1. role of psych in shaping representation of abused women (pathologises, stereotyped femininity to describe women's position in violent relationships)
2. disorders (battered women syndroms, co-dependency, self-defeating personality disorder)
3. focus on quantitative methods of domestic violence which overlooks complexity and trauma of violent relationships


Gay rights movement in RSA

- focus on gay white men
- invisibility of black people, trans and lesbians


representation of black lesbians in RSA

- butch, soccer playing, black women who are raped in black townships to 'correct' them
- undesirable, victimhood
- invisibilises lesbians which denies agency which = maintained patriarchy


hegemonic masculinity

- dominant and ideal form of masculinity by which other masculinites are judged.
- establishes norm of male behaviour
- not all men have equal power- some men dominate over other men and women - this regulated male power over women and distributes power
- eg. white capitalism controls rap artists but rap artists control mentality towards women.

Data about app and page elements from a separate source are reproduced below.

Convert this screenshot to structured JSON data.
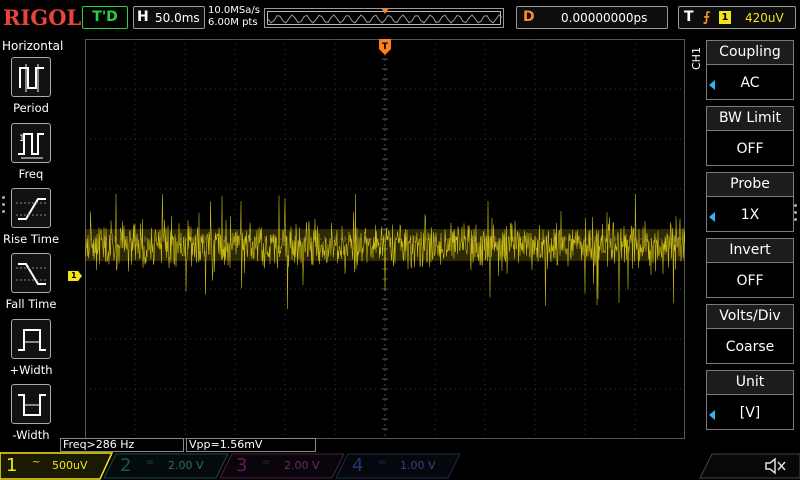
{
  "header": {
    "brand": "RIGOL",
    "run_status": "T'D",
    "timebase_letter": "H",
    "timebase_value": "50.0ms",
    "sample_rate": "10.0MSa/s",
    "memory_depth": "6.00M pts",
    "trigger_offset_letter": "D",
    "trigger_offset_value": "0.00000000ps",
    "trigger_letter": "T",
    "trigger_edge_icon": "rising-edge-icon",
    "trigger_source": "1",
    "trigger_level": "420uV"
  },
  "left_menu": {
    "title": "Horizontal",
    "items": [
      {
        "label": "Period",
        "icon": "period-icon"
      },
      {
        "label": "Freq",
        "icon": "frequency-icon"
      },
      {
        "label": "Rise Time",
        "icon": "rise-time-icon"
      },
      {
        "label": "Fall Time",
        "icon": "fall-time-icon"
      },
      {
        "label": "+Width",
        "icon": "positive-width-icon"
      },
      {
        "label": "-Width",
        "icon": "negative-width-icon"
      }
    ]
  },
  "right_menu": {
    "channel_label": "CH1",
    "items": [
      {
        "title": "Coupling",
        "value": "AC",
        "has_arrow": true
      },
      {
        "title": "BW Limit",
        "value": "OFF",
        "has_arrow": false
      },
      {
        "title": "Probe",
        "value": "1X",
        "has_arrow": true
      },
      {
        "title": "Invert",
        "value": "OFF",
        "has_arrow": false
      },
      {
        "title": "Volts/Div",
        "value": "Coarse",
        "has_arrow": false
      },
      {
        "title": "Unit",
        "value": "[V]",
        "has_arrow": true
      }
    ]
  },
  "markers": {
    "channel1": "1"
  },
  "measurements": {
    "freq": "Freq>286 Hz",
    "vpp": "Vpp=1.56mV"
  },
  "channels": [
    {
      "number": "1",
      "coupling": "~",
      "scale": "500uV",
      "color": "#f5e218",
      "active": true
    },
    {
      "number": "2",
      "coupling": "=",
      "scale": "2.00 V",
      "color": "#1fd4d4",
      "active": false
    },
    {
      "number": "3",
      "coupling": "=",
      "scale": "2.00 V",
      "color": "#e03cdb",
      "active": false
    },
    {
      "number": "4",
      "coupling": "=",
      "scale": "1.00 V",
      "color": "#2c7dff",
      "active": false
    }
  ],
  "colors": {
    "brand": "#e8453c",
    "run_status": "#29d13a",
    "trigger": "#ff7f1d",
    "channel1": "#f5e218",
    "menu_arrow": "#2fb7ee"
  }
}
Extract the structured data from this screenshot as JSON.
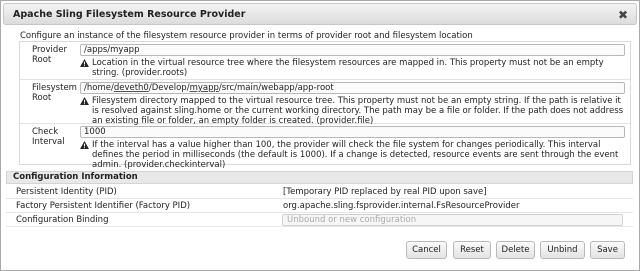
{
  "dialog": {
    "title": "Apache Sling Filesystem Resource Provider",
    "close_glyph": "✖",
    "description": "Configure an instance of the filesystem resource provider in terms of provider root and filesystem location"
  },
  "properties": [
    {
      "label": "Provider Root",
      "value": "/apps/myapp",
      "description": "Location in the virtual resource tree where the filesystem resources are mapped in. This property must not be an empty string. (provider.roots)"
    },
    {
      "label": "Filesystem Root",
      "value_parts": [
        "/home/",
        "deveth0",
        "/Develop/",
        "myapp",
        "/src/main/webapp/app-root"
      ],
      "description": "Filesystem directory mapped to the virtual resource tree. This property must not be an empty string. If the path is relative it is resolved against sling.home or the current working directory. The path may be a file or folder. If the path does not address an existing file or folder, an empty folder is created. (provider.file)"
    },
    {
      "label": "Check Interval",
      "value": "1000",
      "description": "If the interval has a value higher than 100, the provider will check the file system for changes periodically. This interval defines the period in milliseconds (the default is 1000). If a change is detected, resource events are sent through the event admin. (provider.checkinterval)"
    }
  ],
  "config_info": {
    "heading": "Configuration Information",
    "rows": [
      {
        "label": "Persistent Identity (PID)",
        "value": "[Temporary PID replaced by real PID upon save]"
      },
      {
        "label": "Factory Persistent Identifier (Factory PID)",
        "value": "org.apache.sling.fsprovider.internal.FsResourceProvider"
      },
      {
        "label": "Configuration Binding",
        "placeholder": "Unbound or new configuration"
      }
    ]
  },
  "buttons": {
    "cancel": "Cancel",
    "reset": "Reset",
    "delete": "Delete",
    "unbind": "Unbind",
    "save": "Save"
  },
  "icons": {
    "warning": "warning-icon",
    "close": "close-icon"
  },
  "colors": {
    "title_bg": "#dcdcdc",
    "warning_fill": "#222222",
    "spell_underline": "#cc2222"
  }
}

How men have reacted to changes post-apartheid

1. reactive: try to protect old privilege, men 'in crisis', fear losing power, want to go back to old patriarchal values, rape of women as patriarchal policing
2. Accommodating: constructing manhood based on responsibility and wisdom
3. Progressive


1 way of seeing feminist movement (white)

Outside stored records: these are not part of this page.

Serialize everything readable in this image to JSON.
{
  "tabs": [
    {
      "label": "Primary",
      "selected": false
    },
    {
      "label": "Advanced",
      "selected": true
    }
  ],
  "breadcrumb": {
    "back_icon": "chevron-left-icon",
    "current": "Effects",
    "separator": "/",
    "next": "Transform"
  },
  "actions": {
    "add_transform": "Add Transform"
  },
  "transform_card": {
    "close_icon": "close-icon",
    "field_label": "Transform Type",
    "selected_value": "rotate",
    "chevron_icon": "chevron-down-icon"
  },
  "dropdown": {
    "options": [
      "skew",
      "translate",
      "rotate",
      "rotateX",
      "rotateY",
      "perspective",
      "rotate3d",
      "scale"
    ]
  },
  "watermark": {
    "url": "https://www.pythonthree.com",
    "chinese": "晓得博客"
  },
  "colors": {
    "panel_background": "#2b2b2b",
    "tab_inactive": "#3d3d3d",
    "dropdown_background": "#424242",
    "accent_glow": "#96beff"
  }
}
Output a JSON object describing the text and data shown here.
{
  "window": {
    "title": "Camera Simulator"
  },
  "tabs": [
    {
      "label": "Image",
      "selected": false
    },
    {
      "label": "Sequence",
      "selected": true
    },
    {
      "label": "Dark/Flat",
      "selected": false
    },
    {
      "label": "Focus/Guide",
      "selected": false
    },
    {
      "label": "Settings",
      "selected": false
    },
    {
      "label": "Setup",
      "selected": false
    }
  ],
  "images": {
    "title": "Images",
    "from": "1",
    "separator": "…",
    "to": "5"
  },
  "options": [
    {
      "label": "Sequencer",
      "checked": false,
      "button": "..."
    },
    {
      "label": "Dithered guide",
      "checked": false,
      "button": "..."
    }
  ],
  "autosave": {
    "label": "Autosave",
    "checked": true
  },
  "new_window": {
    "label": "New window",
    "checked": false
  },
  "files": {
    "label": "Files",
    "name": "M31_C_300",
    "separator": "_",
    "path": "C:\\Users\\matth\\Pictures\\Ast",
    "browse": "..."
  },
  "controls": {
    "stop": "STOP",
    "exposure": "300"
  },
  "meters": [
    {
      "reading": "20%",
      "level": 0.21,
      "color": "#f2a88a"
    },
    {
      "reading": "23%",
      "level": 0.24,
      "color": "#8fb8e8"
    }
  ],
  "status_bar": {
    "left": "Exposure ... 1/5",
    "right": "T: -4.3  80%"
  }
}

1. First wave: Feminist Empiricism (late 1800s-early 1900s- women's suffrage, property rights and smash myth of gender difference)
2. Second Wave: Feminist Standpoint (1960s and 1970s- overthrowing patriarchy, women's experiences as separate to men's)- the beginning of black feminists being vocal about one sidedness of white feminist movement
3. Third Wave: Feminist Relativism (1990s- critical of scientific inquiry, beginning of intersectionality)


other way of seeing feminist movement (black)

in USA:
1. Black Feminist Abolitionists (1800s, human and civil rights for newly emancipated slaves, Truth)
2. Community and Family Defence (late 1800s- early 1900s, resisting race and gender control, anti-lynching movement, domestic workers rights)
3. Civil Rights Movement (1960s, fight against Jim Crow laws, Rosa Parks, equality, education and poverty)


Intersectional Theory (3)

1. Axes of Identity (race, gender, class etc)
2. Social Structural Oppressions- arrangements in society which divide people into groups, create inequalities and oppressions
3. Matrix of Domination:
structural- law, religion, politics, only changed through war or revolution
Disciplinary- exists to manage oppression, hides behind rules of fairness to cover up oppression, UCT, changes through insider resisitance
Interpersonal- personal relationships, eg. xenophobia
Hegemonic- makes oppression legitimate, values, ideas, language, eg. TV, media, change is through self-reeducation